“Between the meetings and phone calls and writing the prescription and getting them to the pharmacy plus taking calls from family members and working with volunteers, we can spend between 3 and 10 hours per patient,” Parrot says.
She goes on to say, however, that sometimes arguments against participating ring a bit hollow. She asks, “how does this compromise HIPAA? And for those who don’t understand the law, are they uninterested in learning it? Or do they think it is too complicated or what? They can easily get information from the state or End of Life Washington.”

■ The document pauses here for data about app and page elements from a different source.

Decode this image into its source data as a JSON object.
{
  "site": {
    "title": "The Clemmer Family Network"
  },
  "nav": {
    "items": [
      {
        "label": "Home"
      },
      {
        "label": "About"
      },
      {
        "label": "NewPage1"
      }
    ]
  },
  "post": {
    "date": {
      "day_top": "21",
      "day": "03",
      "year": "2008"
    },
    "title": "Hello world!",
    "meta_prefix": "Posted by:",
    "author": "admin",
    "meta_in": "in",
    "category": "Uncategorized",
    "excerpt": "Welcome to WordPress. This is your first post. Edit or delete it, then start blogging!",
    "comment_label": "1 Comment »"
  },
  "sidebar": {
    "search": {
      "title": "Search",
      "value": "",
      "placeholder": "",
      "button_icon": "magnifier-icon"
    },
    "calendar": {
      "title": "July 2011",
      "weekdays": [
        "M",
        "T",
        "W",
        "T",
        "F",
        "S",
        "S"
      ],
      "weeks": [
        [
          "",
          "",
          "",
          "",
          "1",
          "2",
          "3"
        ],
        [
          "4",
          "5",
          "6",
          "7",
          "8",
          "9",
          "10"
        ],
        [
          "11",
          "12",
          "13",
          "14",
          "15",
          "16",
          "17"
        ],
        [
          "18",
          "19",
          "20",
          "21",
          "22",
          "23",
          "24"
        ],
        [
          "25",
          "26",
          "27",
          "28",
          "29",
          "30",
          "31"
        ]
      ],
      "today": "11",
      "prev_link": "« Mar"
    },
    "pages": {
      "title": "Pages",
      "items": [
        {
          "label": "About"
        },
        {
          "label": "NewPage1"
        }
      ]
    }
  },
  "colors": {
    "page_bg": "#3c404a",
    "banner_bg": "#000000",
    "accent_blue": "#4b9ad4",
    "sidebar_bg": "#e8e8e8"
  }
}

Parrot and Graves agree that the time commitment can become particularly burdensome. Volunteer doctors sometimes search through volumes of records to confirm a patient’s eligibility for the law. “This is not something a doctor can simply integrate into an office visit,” Parrot says.
So, what can be done?
Parrot says the way forward may not be easy. Education – at every level – is a key element in recruiting more doctors.
“I actually think it needs to come from the hospitals and residencies,” Parrot says. “I don’t think this is a quick fix. It needs to be part of a curriculum so [medical students] know this is a different branch of medicine. We also need to approach hospitals and see if they can add MAiD to physician medical continuing education.”
Interested in more information about strengthening and expanding access to aid-in-dying across Washington?
Reach out to email@example.com for information on how to get involved.